Exercise goal: The listing that follows should be copied in full, exactly as written.

Input data:
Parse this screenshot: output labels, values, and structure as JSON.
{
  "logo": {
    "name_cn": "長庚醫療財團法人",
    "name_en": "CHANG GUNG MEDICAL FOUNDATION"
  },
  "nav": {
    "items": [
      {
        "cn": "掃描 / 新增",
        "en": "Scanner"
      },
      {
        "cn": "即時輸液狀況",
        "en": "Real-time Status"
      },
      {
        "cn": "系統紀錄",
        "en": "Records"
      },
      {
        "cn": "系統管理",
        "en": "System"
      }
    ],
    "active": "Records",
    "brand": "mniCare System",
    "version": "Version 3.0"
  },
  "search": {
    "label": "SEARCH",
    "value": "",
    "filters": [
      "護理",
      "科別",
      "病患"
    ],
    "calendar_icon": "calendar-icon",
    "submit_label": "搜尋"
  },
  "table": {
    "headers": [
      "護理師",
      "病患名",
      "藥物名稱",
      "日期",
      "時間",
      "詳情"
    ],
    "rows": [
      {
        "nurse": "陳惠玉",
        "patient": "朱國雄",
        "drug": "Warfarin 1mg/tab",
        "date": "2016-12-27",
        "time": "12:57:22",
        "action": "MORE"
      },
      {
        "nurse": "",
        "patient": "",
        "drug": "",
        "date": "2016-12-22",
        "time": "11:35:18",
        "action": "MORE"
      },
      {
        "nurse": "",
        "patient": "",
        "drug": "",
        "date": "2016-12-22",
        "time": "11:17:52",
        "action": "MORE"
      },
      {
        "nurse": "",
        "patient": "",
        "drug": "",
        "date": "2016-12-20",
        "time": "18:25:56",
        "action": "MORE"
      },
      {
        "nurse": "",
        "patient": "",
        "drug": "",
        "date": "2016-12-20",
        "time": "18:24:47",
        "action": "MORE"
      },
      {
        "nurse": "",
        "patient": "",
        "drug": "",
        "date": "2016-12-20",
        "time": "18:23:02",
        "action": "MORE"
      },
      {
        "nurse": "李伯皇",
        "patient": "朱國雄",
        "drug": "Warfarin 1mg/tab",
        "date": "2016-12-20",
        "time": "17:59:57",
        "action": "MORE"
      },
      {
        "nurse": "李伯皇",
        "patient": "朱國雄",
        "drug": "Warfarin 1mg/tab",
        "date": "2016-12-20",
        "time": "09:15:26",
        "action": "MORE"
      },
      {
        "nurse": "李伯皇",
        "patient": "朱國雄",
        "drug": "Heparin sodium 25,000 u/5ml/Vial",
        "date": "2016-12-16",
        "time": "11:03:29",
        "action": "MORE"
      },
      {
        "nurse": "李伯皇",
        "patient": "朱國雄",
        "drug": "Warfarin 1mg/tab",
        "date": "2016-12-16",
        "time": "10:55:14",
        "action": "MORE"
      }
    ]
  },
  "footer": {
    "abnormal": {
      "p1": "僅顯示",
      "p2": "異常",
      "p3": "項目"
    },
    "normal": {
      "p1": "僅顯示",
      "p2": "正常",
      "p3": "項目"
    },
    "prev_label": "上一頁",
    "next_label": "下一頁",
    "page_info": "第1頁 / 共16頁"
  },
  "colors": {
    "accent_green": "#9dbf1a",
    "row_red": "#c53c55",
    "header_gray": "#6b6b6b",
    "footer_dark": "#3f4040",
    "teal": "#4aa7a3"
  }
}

Task answer:
Parse this screenshot: output labels, values, and structure as JSON.
{
  "logo": {
    "name_cn": "長庚醫療財團法人",
    "name_en": "CHANG GUNG MEDICAL FOUNDATION"
  },
  "nav": {
    "items": [
      {
        "cn": "掃描 / 新增",
        "en": "Scanner"
      },
      {
        "cn": "即時輸液狀況",
        "en": "Real-time Status"
      },
      {
        "cn": "系統紀錄",
        "en": "Records"
      },
      {
        "cn": "系統管理",
        "en": "System"
      }
    ],
    "active": "Records",
    "brand": "mniCare System",
    "version": "Version 3.0"
  },
  "search": {
    "label": "SEARCH",
    "value": "",
    "filters": [
      "護理",
      "科別",
      "病患"
    ],
    "calendar_icon": "calendar-icon",
    "submit_label": "搜尋"
  },
  "table": {
    "headers": [
      "護理師",
      "病患名",
      "藥物名稱",
      "日期",
      "時間",
      "詳情"
    ],
    "rows": [
      {
        "nurse": "陳惠玉",
        "patient": "朱國雄",
        "drug": "Warfarin 1mg/tab",
        "date": "2016-12-27",
        "time": "12:57:22",
        "action": "MORE"
      },
      {
        "nurse": "",
        "patient": "",
        "drug": "",
        "date": "2016-12-22",
        "time": "11:35:18",
        "action": "MORE"
      },
      {
        "nurse": "",
        "patient": "",
        "drug": "",
        "date": "2016-12-22",
        "time": "11:17:52",
        "action": "MORE"
      },
      {
        "nurse": "",
        "patient": "",
        "drug": "",
        "date": "2016-12-20",
        "time": "18:25:56",
        "action": "MORE"
      },
      {
        "nurse": "",
        "patient": "",
        "drug": "",
        "date": "2016-12-20",
        "time": "18:24:47",
        "action": "MORE"
      },
      {
        "nurse": "",
        "patient": "",
        "drug": "",
        "date": "2016-12-20",
        "time": "18:23:02",
        "action": "MORE"
      },
      {
        "nurse": "李伯皇",
        "patient": "朱國雄",
        "drug": "Warfarin 1mg/tab",
        "date": "2016-12-20",
        "time": "17:59:57",
        "action": "MORE"
      },
      {
        "nurse": "李伯皇",
        "patient": "朱國雄",
        "drug": "Warfarin 1mg/tab",
        "date": "2016-12-20",
        "time": "09:15:26",
        "action": "MORE"
      },
      {
        "nurse": "李伯皇",
        "patient": "朱國雄",
        "drug": "Heparin sodium 25,000 u/5ml/Vial",
        "date": "2016-12-16",
        "time": "11:03:29",
        "action": "MORE"
      },
      {
        "nurse": "李伯皇",
        "patient": "朱國雄",
        "drug": "Warfarin 1mg/tab",
        "date": "2016-12-16",
        "time": "10:55:14",
        "action": "MORE"
      }
    ]
  },
  "footer": {
    "abnormal": {
      "p1": "僅顯示",
      "p2": "異常",
      "p3": "項目"
    },
    "normal": {
      "p1": "僅顯示",
      "p2": "正常",
      "p3": "項目"
    },
    "prev_label": "上一頁",
    "next_label": "下一頁",
    "page_info": "第1頁 / 共16頁"
  },
  "colors": {
    "accent_green": "#9dbf1a",
    "row_red": "#c53c55",
    "header_gray": "#6b6b6b",
    "footer_dark": "#3f4040",
    "teal": "#4aa7a3"
  }
}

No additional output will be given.